    • Edited by webJose Thursday, November 24, 2011 5:38 AM
    Thursday, November 24, 2011 5:37 AM
  • When Thread.Sleep is commented, do-while loop runs at higher rate which is more than 3 Million loops per second. It means, 3 million string objects are generated per second. And each object is a candidate for garbage collection after each loop. So, may be because of this Gen0 runs at faster rate. Also, all objects are ready to be garbage collected Gen0 collects all and hence, no obct is moved to gen1 & gen2 so, they will not run.

    When Thread.Sleep is uncommented, the rate at which the loop runs is less. This means less number of string objects are create and hence Gen0 also runs at slower rate.


    Please mark this post as answer if it solved your problem. Happy Programming!
    Thursday, November 24, 2011 5:39 AM
  • Generally speaking, GC would collect unreachable objects when allocated heap size of Gen 0 is full. GC works as that if we do not force to call GC.Collect method. As we know, CPU is a component that computes in a very high speed. if you do not keep a Thread.Sleep method to slow down the execution, the loop will create many objects in a short time. That is why you see "# Gen 0 Collections" increasing by hundreds per second using perfmon. Gen1 and Gen2 collections stay close to zero.
    Paul Zhou [MSFT]
    MSDN Community Support | Feedback to us
    Thursday, November 24, 2011 7:26 AM
  • Hi guys,

    I agree with you that with no Sleep() statement there will be much more objects created and Gen0 collections will go high as observed now. I see more than 300 Gen0 per second in this scenario.

    However this is not the issue I need help with.

    I would expect that adding Sleep(1) statement will reduce the number of Gen0 collections a bit. However when I add Sleep(1) I see about *1* Gen0 collection for a period of about 12 seconds.

    I think this is highly non proportional value. It actually makes sense in high performing code to add Sleep(1) in order to avoid hundreds of Gen0 collections to incur.  I could live with Sleep(1) performance hit where saving % in GC time spent.

    Am I missing something?

    Thanks!


    Martin Kulov
    www.kulov.net

    Microsoft Regional Director
    VS ALM MVP, MCT, MCSD, MCPD, INETA Speaker
    Thursday, November 24, 2011 9:12 AM
  • If using Sleep(1) is not satisfactory enough, I think you can force to call GC.collect(0). But I think also there will be performance hit. You can try it.

    For example:

    int count=0;

     do

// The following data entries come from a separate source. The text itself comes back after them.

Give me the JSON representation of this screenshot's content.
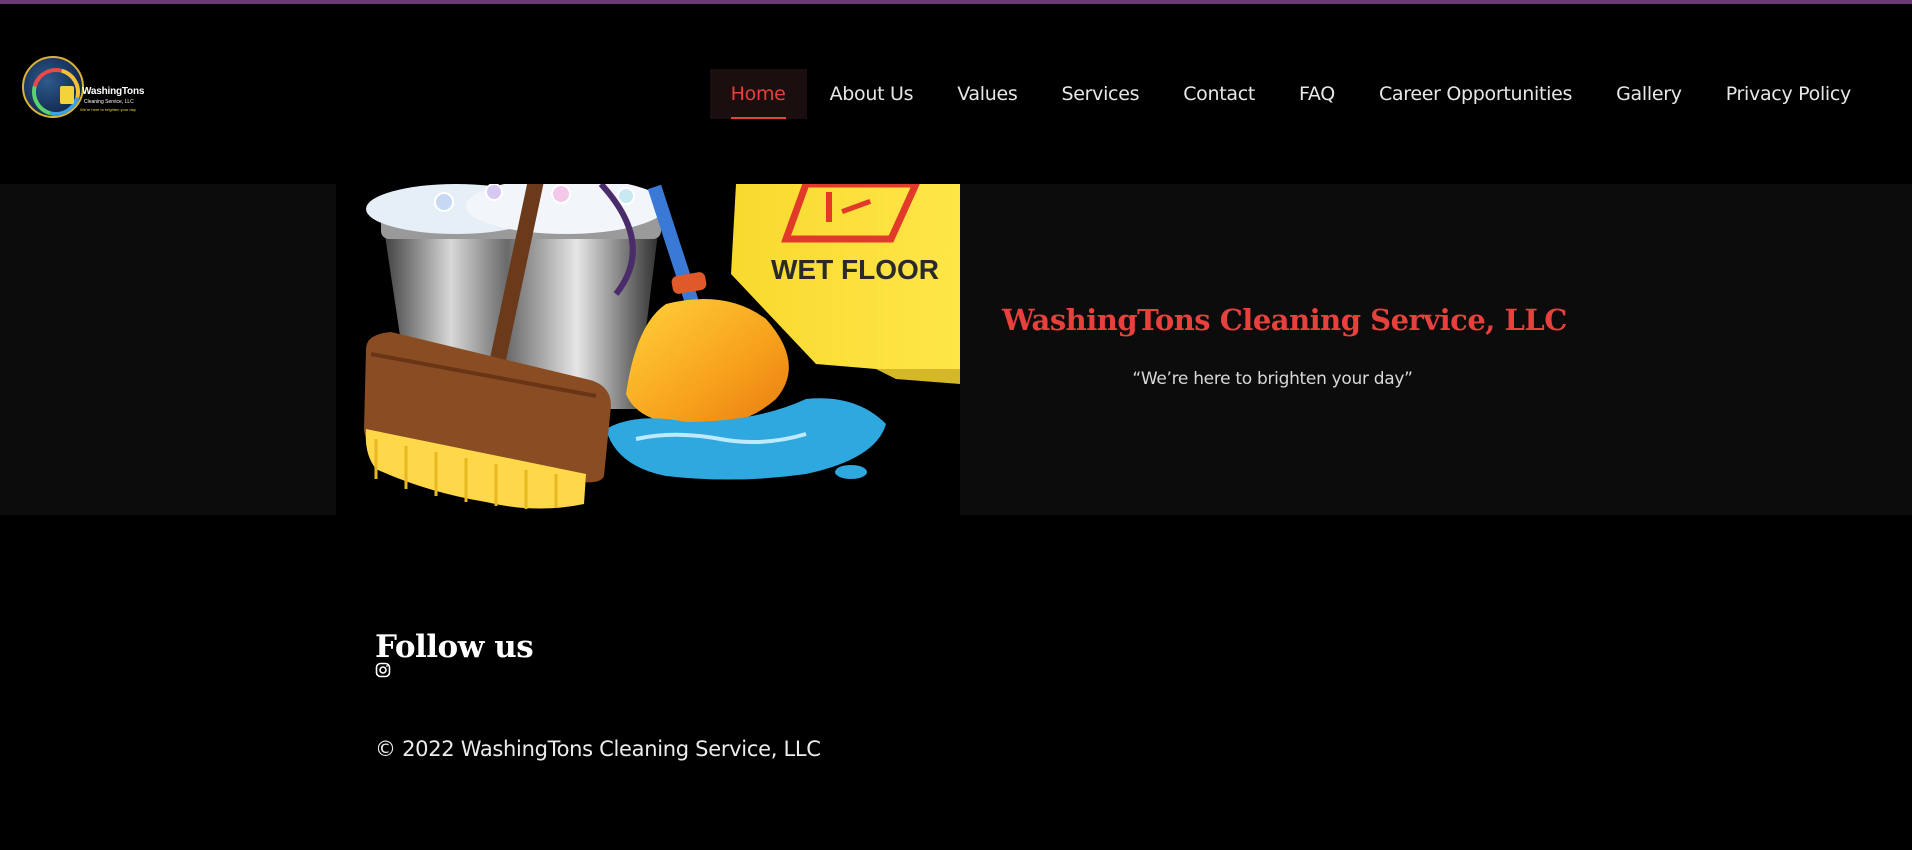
{
  "colors": {
    "accent": "#e8403c",
    "top_bar": "#6b3a78",
    "background": "#000000",
    "hero_band": "#0c0c0c"
  },
  "header": {
    "logo": {
      "brand": "WashingTons",
      "sub": "Cleaning Service, LLC",
      "tagline": "We're here to brighten your day",
      "icon": "washingtons-logo"
    },
    "nav": [
      {
        "label": "Home",
        "active": true
      },
      {
        "label": "About Us",
        "active": false
      },
      {
        "label": "Values",
        "active": false
      },
      {
        "label": "Services",
        "active": false
      },
      {
        "label": "Contact",
        "active": false
      },
      {
        "label": "FAQ",
        "active": false
      },
      {
        "label": "Career Opportunities",
        "active": false
      },
      {
        "label": "Gallery",
        "active": false
      },
      {
        "label": "Privacy Policy",
        "active": false
      }
    ]
  },
  "hero": {
    "image_sign_text": "WET FLOOR",
    "title": "WashingTons Cleaning Service, LLC",
    "tagline": "“We’re here to brighten your day”"
  },
  "footer": {
    "heading": "Follow us",
    "social_icon": "instagram-icon",
    "copyright": "© 2022 WashingTons Cleaning Service, LLC"
  }
}
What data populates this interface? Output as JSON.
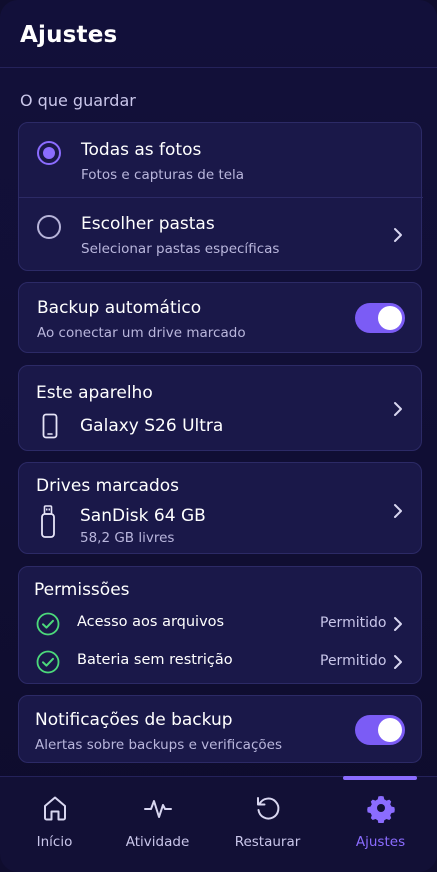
{
  "header": {
    "title": "Ajustes"
  },
  "what_to_save": {
    "section_label": "O que guardar",
    "options": [
      {
        "title": "Todas as fotos",
        "subtitle": "Fotos e capturas de tela",
        "selected": true
      },
      {
        "title": "Escolher pastas",
        "subtitle": "Selecionar pastas específicas",
        "selected": false
      }
    ]
  },
  "auto_backup": {
    "title": "Backup automático",
    "subtitle": "Ao conectar um drive marcado",
    "enabled": true
  },
  "this_device": {
    "title": "Este aparelho",
    "device_name": "Galaxy S26 Ultra",
    "icon": "phone-icon"
  },
  "marked_drives": {
    "title": "Drives marcados",
    "drive_name": "SanDisk 64 GB",
    "free_space": "58,2 GB livres",
    "icon": "usb-drive-icon"
  },
  "permissions": {
    "title": "Permissões",
    "items": [
      {
        "label": "Acesso aos arquivos",
        "status": "Permitido",
        "icon": "check-circle-icon"
      },
      {
        "label": "Bateria sem restrição",
        "status": "Permitido",
        "icon": "check-circle-icon"
      }
    ]
  },
  "notifications": {
    "title": "Notificações de backup",
    "subtitle": "Alertas sobre backups e verificações",
    "enabled": true
  },
  "bottom_nav": {
    "items": [
      {
        "label": "Início",
        "icon": "home-icon",
        "active": false
      },
      {
        "label": "Atividade",
        "icon": "activity-icon",
        "active": false
      },
      {
        "label": "Restaurar",
        "icon": "restore-icon",
        "active": false
      },
      {
        "label": "Ajustes",
        "icon": "gear-icon",
        "active": true
      }
    ]
  },
  "colors": {
    "accent": "#8b6cff",
    "toggle_on": "#7b5cf5",
    "success": "#4cd97b",
    "card_bg": "#1a1849",
    "background": "#110f36"
  }
}
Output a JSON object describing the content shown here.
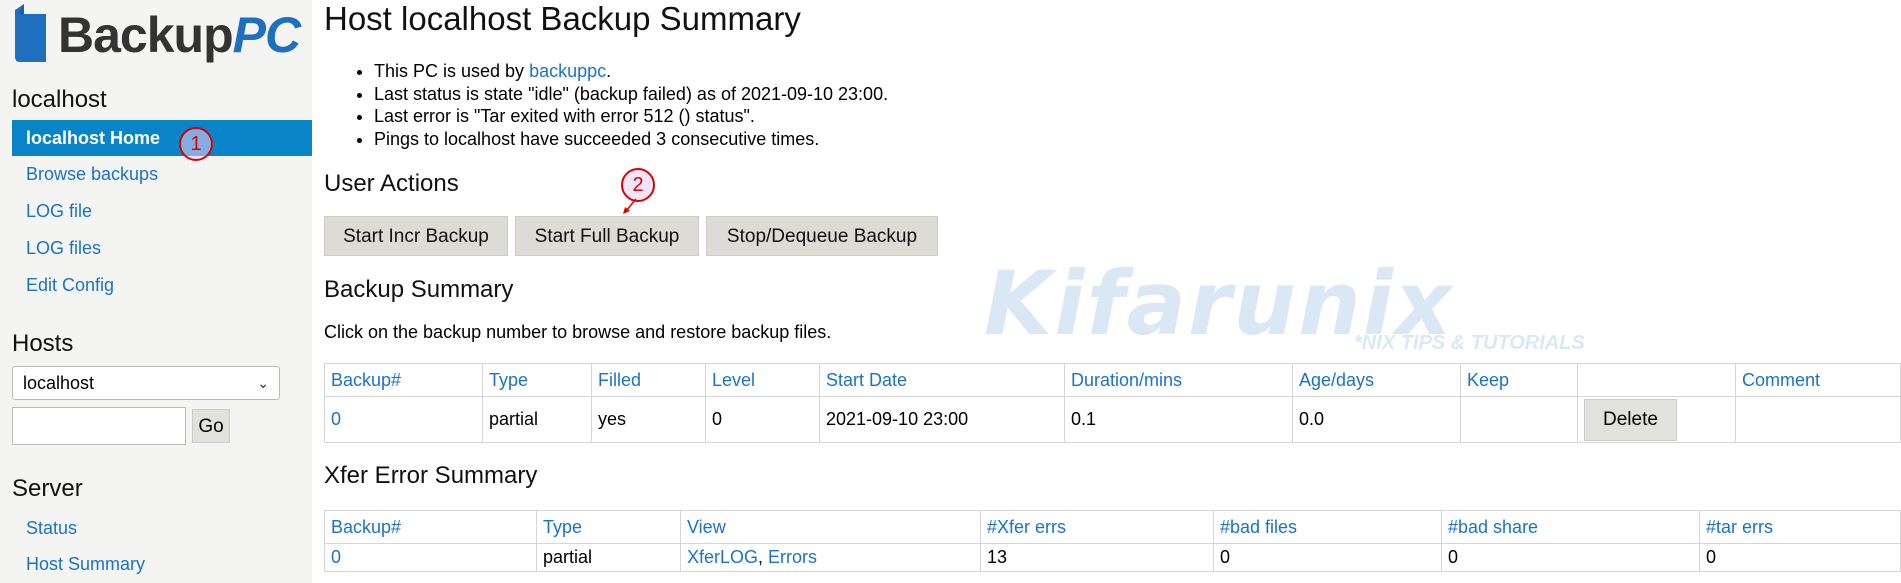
{
  "logo": {
    "text_dark": "Backup",
    "text_accent": "PC"
  },
  "sidebar": {
    "host_heading": "localhost",
    "host_nav": [
      {
        "label": "localhost Home",
        "active": true
      },
      {
        "label": "Browse backups"
      },
      {
        "label": "LOG file"
      },
      {
        "label": "LOG files"
      },
      {
        "label": "Edit Config"
      }
    ],
    "hosts_heading": "Hosts",
    "host_select_value": "localhost",
    "host_input_value": "",
    "go_label": "Go",
    "server_heading": "Server",
    "server_nav": [
      {
        "label": "Status"
      },
      {
        "label": "Host Summary"
      }
    ]
  },
  "page": {
    "title": "Host localhost Backup Summary",
    "status": {
      "item1_prefix": "This PC is used by ",
      "item1_link": "backuppc",
      "item1_suffix": ".",
      "item2": "Last status is state \"idle\" (backup failed) as of 2021-09-10 23:00.",
      "item3": "Last error is \"Tar exited with error 512 () status\".",
      "item4": "Pings to localhost have succeeded 3 consecutive times."
    },
    "user_actions_heading": "User Actions",
    "buttons": {
      "incr": "Start Incr Backup",
      "full": "Start Full Backup",
      "stop": "Stop/Dequeue Backup"
    },
    "backup_summary_heading": "Backup Summary",
    "backup_summary_text": "Click on the backup number to browse and restore backup files.",
    "backup_table": {
      "headers": [
        "Backup#",
        "Type",
        "Filled",
        "Level",
        "Start Date",
        "Duration/mins",
        "Age/days",
        "Keep",
        "",
        "Comment"
      ],
      "row": {
        "num": "0",
        "type": "partial",
        "filled": "yes",
        "level": "0",
        "start": "2021-09-10 23:00",
        "duration": "0.1",
        "age": "0.0",
        "keep": "",
        "delete_label": "Delete",
        "comment": ""
      }
    },
    "xfer_heading": "Xfer Error Summary",
    "xfer_table": {
      "headers": [
        "Backup#",
        "Type",
        "View",
        "#Xfer errs",
        "#bad files",
        "#bad share",
        "#tar errs"
      ],
      "row": {
        "num": "0",
        "type": "partial",
        "view_log": "XferLOG",
        "view_sep": ", ",
        "view_errors": "Errors",
        "xfer_errs": "13",
        "bad_files": "0",
        "bad_share": "0",
        "tar_errs": "0"
      }
    }
  },
  "annotations": {
    "marker1": "1",
    "marker2": "2"
  },
  "watermark": {
    "big": "Kifarunix",
    "small": "*NIX TIPS & TUTORIALS"
  },
  "colors": {
    "accent": "#0a84c9",
    "link": "#1a73c8",
    "sidebar_bg": "#f4f4f2",
    "button_bg": "#dcdcd4"
  }
}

    {
    	count++;
          string url = String.Format("{0}", "some text");
          // Thread.Sleep(10);
    	if(count%20==0)
    	GC.Collect(0);
    }
    while (true);
    

     


    Paul Zhou [MSFT]
    MSDN Community Support | Feedback to us
    Monday, November 28, 2011 5:30 AM
  • Hi Paul,

    My problem is not how to make GC work faster or to try to workaround when it is invoked.

     

    My question is WHY adding Thread.Sleep(1) has such huge impact over the performance of GC collections being generated?

     

    Thank you!


    Martin Kulov
    www.kulov.net

    Microsoft Regional Director
    VS ALM MVP, MCT, MCSD, MCPD, INETA Speaker
    Monday, November 28, 2011 11:45 AM
  • Let me put my opinion. In my i3 machine, I ran the while loop without Sleep. The results are (Apprx)

    Number of Strings created per second: 3000000 (3 Million)
    Number of Gen0 collection per second: 100 (so Gen0 occurs when there are more than 30000 objects in memory)

    Then I added Sleep(1). Te Appx results are

    Number of Strings created per second: 300
    Number of Gen0 collection per second: 0.1 (I calculated it as (100*300)/3000000).

    With this result, when Sleep(1) is there, only 300 objects are created per second and there is enough memory on heap and GC is happy. After 10 seconds, the number of objects in memory is 30000 and GC will see that there is no enough memory and hence Gen0 will occur. Since all 30K objects are candidates for garbage collection, all will be collected. Result is zero objects on heap. So, again for 10 seconds GC will keep quite. It means, Gen0 collection rate decreased from 100 per second to 0.1 per second.


    Please mark this post as answer if it solved your problem. Happy Programming!
    • Proposed as answer by Paul Zhou Tuesday, December 6, 2011 9:03 AM
    • Marked as answer by Paul Zhou Tuesday, December 6, 2011 9:07 AM
    Monday, November 28, 2011 12:19 PM